# Undecidability of an existential theory

$F[u, u^{-1}]$ is a ring that contains the polynomials in $u$ and $u^{-1}$ with coefficients in the field $F$.

Some theorems (from https://math.stackexchange.com/questions/1382120/ft-has-undecidable-positive-existential-theory-in-the-language-cdot) are the following:

Theorem 1.

Assume that the characteristic of $F$ is zero. Then the existential theory of $F[t, t^{-1}]$ in the language $\{+, \cdot , 0, 1, t\}$ is undecidable.

Theorem 2.

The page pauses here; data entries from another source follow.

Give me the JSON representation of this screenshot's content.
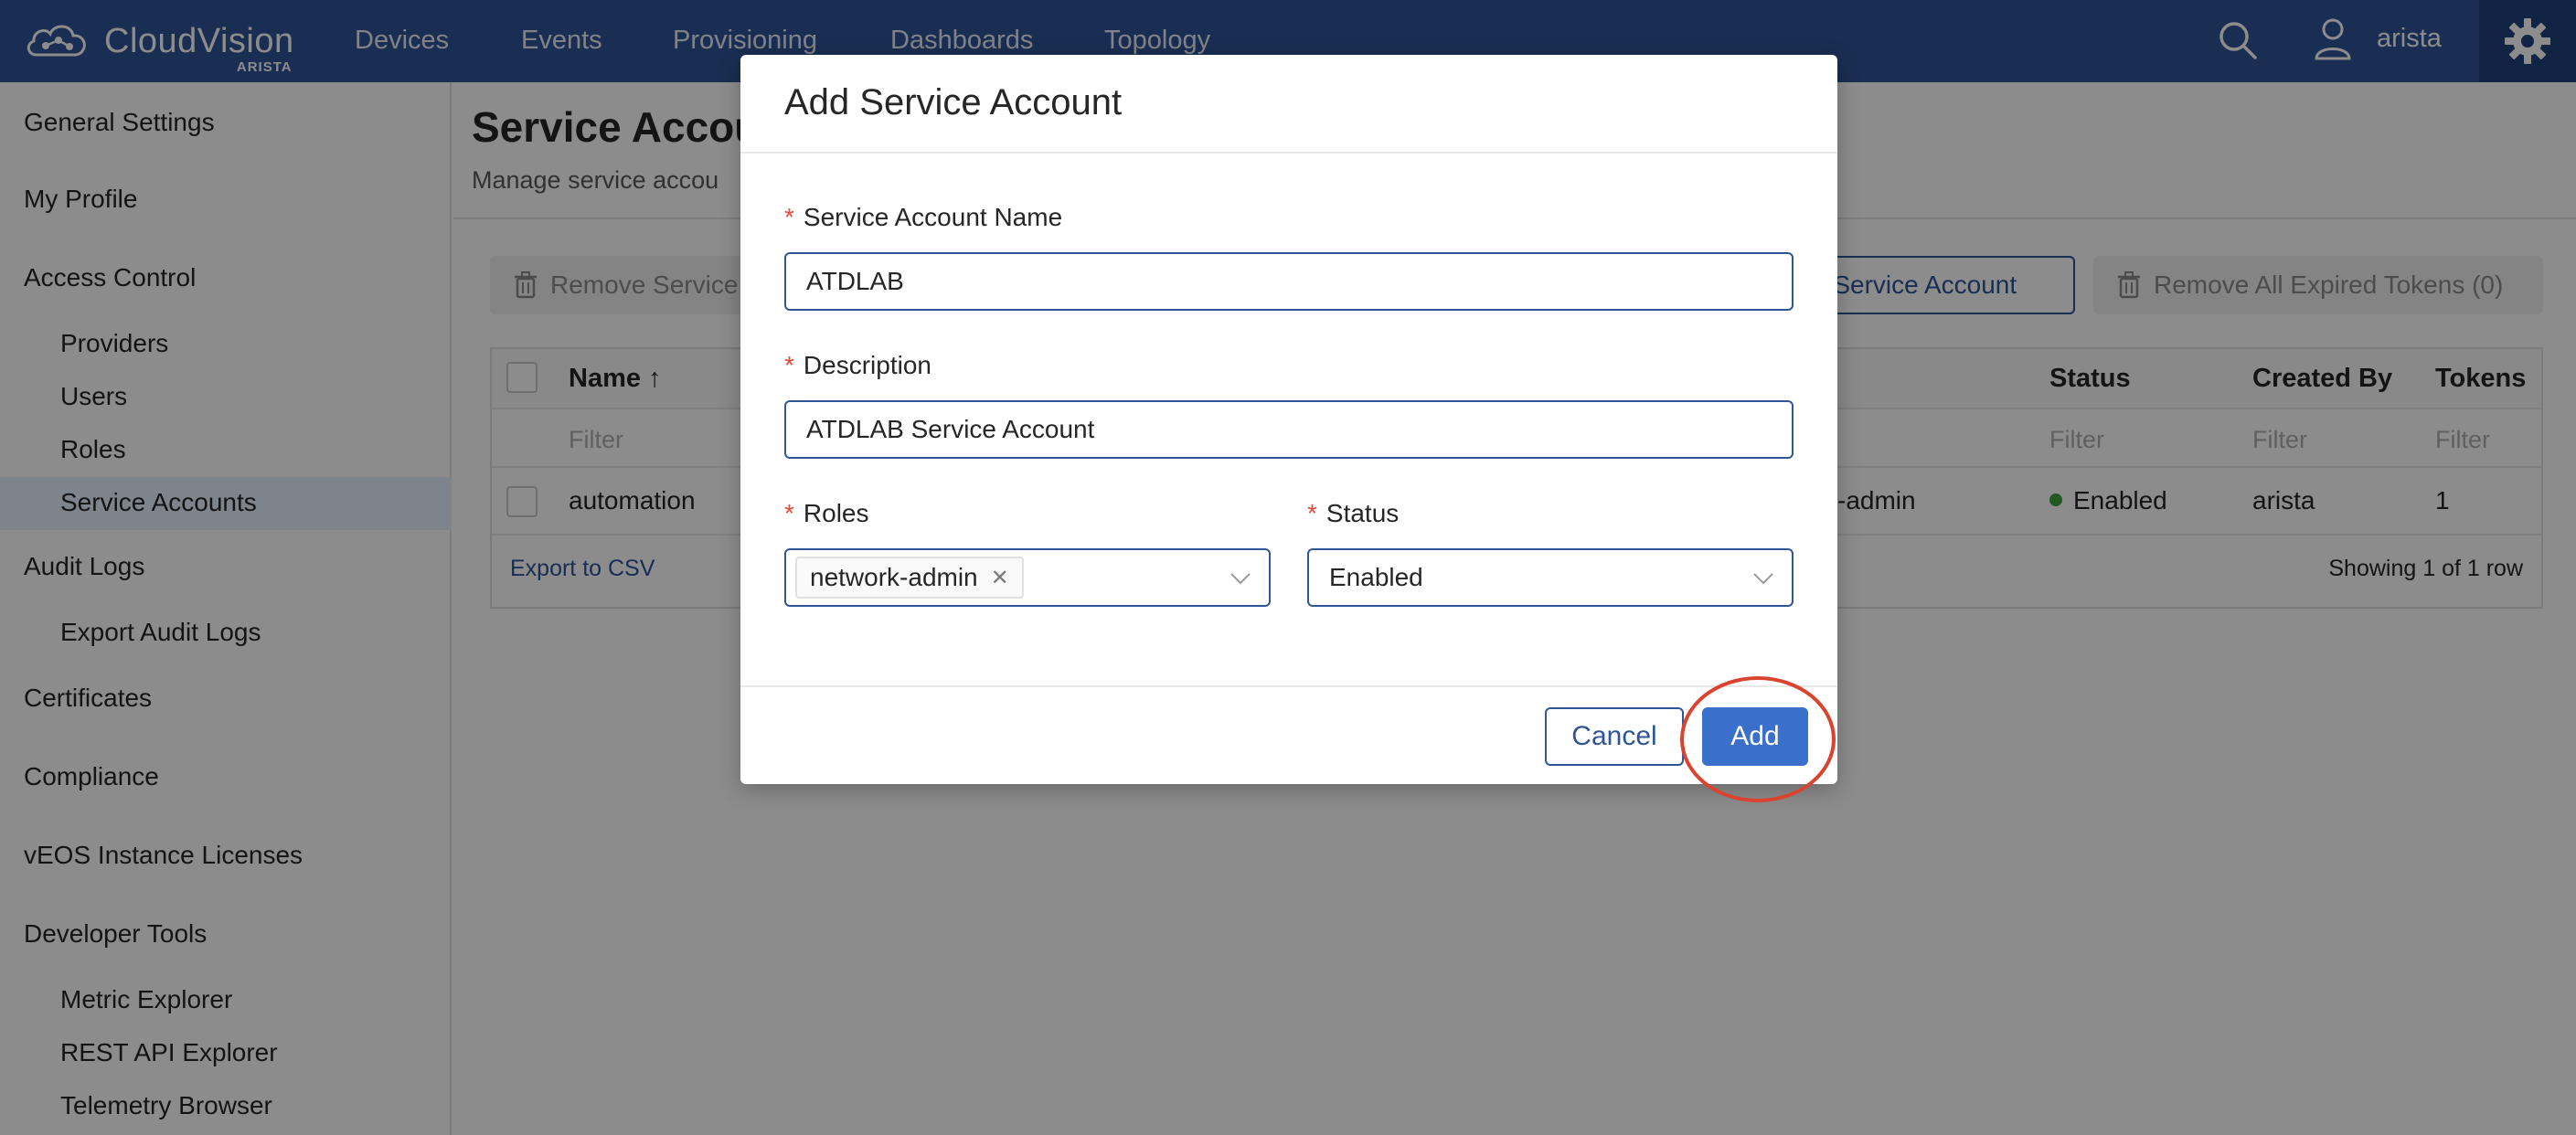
{
  "nav": {
    "brand": "CloudVision",
    "brand_sub": "ARISTA",
    "items": [
      "Devices",
      "Events",
      "Provisioning",
      "Dashboards",
      "Topology"
    ],
    "username": "arista",
    "icons": [
      "cloud-logo-icon",
      "search-icon",
      "user-icon",
      "gear-icon"
    ]
  },
  "sidebar": {
    "general_settings": "General Settings",
    "my_profile": "My Profile",
    "access_control": "Access Control",
    "providers": "Providers",
    "users": "Users",
    "roles": "Roles",
    "service_accounts": "Service Accounts",
    "audit_logs": "Audit Logs",
    "export_audit_logs": "Export Audit Logs",
    "certificates": "Certificates",
    "compliance": "Compliance",
    "veos_licenses": "vEOS Instance Licenses",
    "developer_tools": "Developer Tools",
    "metric_explorer": "Metric Explorer",
    "rest_api_explorer": "REST API Explorer",
    "telemetry_browser": "Telemetry Browser",
    "active": "Service Accounts"
  },
  "page": {
    "title": "Service Accou",
    "subtitle": "Manage service accou",
    "remove_button": "Remove Service",
    "add_button": "d Service Account",
    "remove_expired_button": "Remove All Expired Tokens (0)"
  },
  "table": {
    "headers": {
      "name": "Name ↑",
      "status": "Status",
      "created_by": "Created By",
      "tokens": "Tokens"
    },
    "filter_placeholder": "Filter",
    "rows": [
      {
        "name": "automation",
        "roles": "k-admin",
        "status": "Enabled",
        "created_by": "arista",
        "tokens": "1"
      }
    ],
    "export": "Export to CSV",
    "showing": "Showing 1 of 1 row"
  },
  "modal": {
    "title": "Add Service Account",
    "name_label": "Service Account Name",
    "name_value": "ATDLAB",
    "description_label": "Description",
    "description_value": "ATDLAB Service Account",
    "roles_label": "Roles",
    "roles_tag": "network-admin",
    "status_label": "Status",
    "status_value": "Enabled",
    "required_mark": "*",
    "cancel": "Cancel",
    "add": "Add"
  },
  "colors": {
    "nav_bg": "#2f5596",
    "accent": "#3b6fcc",
    "required": "#e8483c",
    "highlight": "#d9432f",
    "status_enabled": "#3ca33c"
  }
}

Assume that $F$ has characteristic $p>2$. Then the existential theory of $F[t, t^{-1}]$ is undecidable.

Theorem 3.

If the characteristic of $F$ is other than $2$, then $F[t]$ has undecidable positive existential theory in the language $\{+, \cdot , 0, 1, t\}$.

I am looking at the proof of Theorem 3 and trying to understand the last part of it.

I understand that an existential statement of $F[u, u^{-1}]$ in the language $\{+, \cdot , 0, 1, u\}$ is of the form $$\exists x_1, \dots \exists x_n \in F[u,u'] \phi(x_1, \dots , x_n)$$ where $\phi(x_1, \dots , x_n)$ can consist of $0$, $1$ and $u$ and has the operation $+$ and $\cdot$ between $0$, $1$, and $u$.

I have a question that is related to the proof of Theorem $3$.

When we know that the existential theory of $F[u, u^{-1}]$ is undecidable in the language $\{+, \cdot , 0, 1, u\}$ and we want to show that the existential theory of $F[u, u^{-1}]$ is undecidable also in the language $\{+, \cdot , 0, 1, (u+u^{-1})/2\}$, is it correct that we have to reduce the second problem to the first one?

• If you're not sure which way the reduction works, try working it out. Then you'll know for sure. Aug 23, 2015 at 17:36